“That has created a real air of excitement for us because at the same time I’ve been challenging the church to be not only a mission-giving church but also a mission-going church.”
The church is funding several women from its ranks to go to Russia on a short-term mission trip and is sending 15-20 families to a Mexican border town the weekend before Christmas with clothes and other items.
In October, Howe issued a call for those upon whom the Lord had placed a burden for missions.
“We had literally dozens of men say, ‘I want to be involved in missions.'”
Howe said his church has issued a challenge to other churches in its area to be sacrificial in their giving to missions.
“This is a time when we have to be sacrificial or the work will not be done the way the Lord wants it done,” he said.
The IMB reports that in 2002 the board appointed 412 long-term missionaries; because of budget constraints, though, only 300 are expected to be appointed in 2004. In 2002, 620 short-term workers went, but only 300 are expected to go next year. The current missionary count of 5,510 likely will fall by the end of 2004, the IMB states on its website.
Because of his earlier work as a church planter and mission pastor in Indiana, Howe said his heart is soft toward missions. He serves on the Southern Baptists of Texas Convention state missions committee.

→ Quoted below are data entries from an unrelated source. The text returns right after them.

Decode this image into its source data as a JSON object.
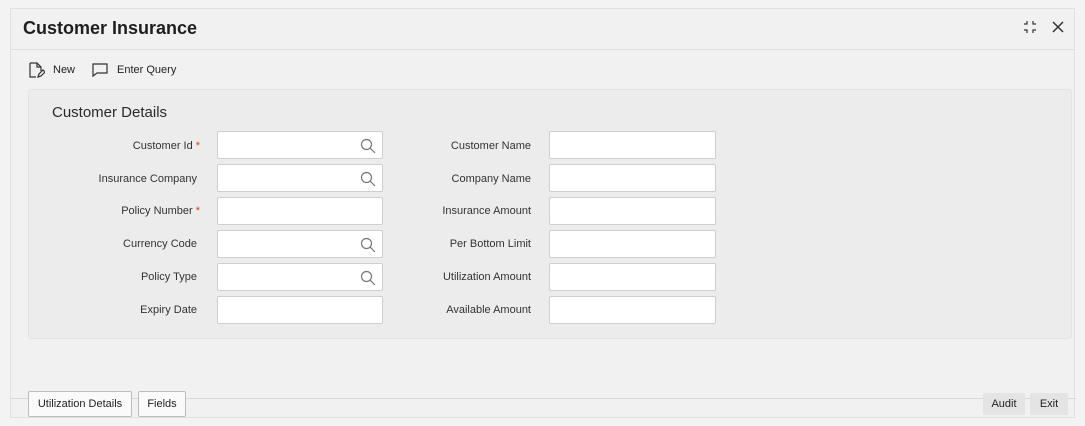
{
  "window": {
    "title": "Customer Insurance"
  },
  "toolbar": {
    "new_label": "New",
    "enter_query_label": "Enter Query"
  },
  "section": {
    "title": "Customer Details"
  },
  "fields_left": [
    {
      "label": "Customer Id",
      "required": "*",
      "value": "",
      "lookup": true
    },
    {
      "label": "Insurance Company",
      "required": "",
      "value": "",
      "lookup": true
    },
    {
      "label": "Policy Number",
      "required": "*",
      "value": "",
      "lookup": false
    },
    {
      "label": "Currency Code",
      "required": "",
      "value": "",
      "lookup": true
    },
    {
      "label": "Policy Type",
      "required": "",
      "value": "",
      "lookup": true
    },
    {
      "label": "Expiry Date",
      "required": "",
      "value": "",
      "lookup": false
    }
  ],
  "fields_right": [
    {
      "label": "Customer Name",
      "value": ""
    },
    {
      "label": "Company Name",
      "value": ""
    },
    {
      "label": "Insurance Amount",
      "value": ""
    },
    {
      "label": "Per Bottom Limit",
      "value": ""
    },
    {
      "label": "Utilization Amount",
      "value": ""
    },
    {
      "label": "Available Amount",
      "value": ""
    }
  ],
  "footer": {
    "tabs": [
      "Utilization Details",
      "Fields"
    ],
    "audit_label": "Audit",
    "exit_label": "Exit"
  },
  "colors": {
    "required": "#d0421b",
    "background": "#f1f1f1"
  }
}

Howe said he preaches through the Scriptures and “I preach on giving as I come to it. Where the Bible talks about giving, then we’ll talk about giving.” He emphasizes the obedience of tithing and “the joy of giving over and above that,” he said.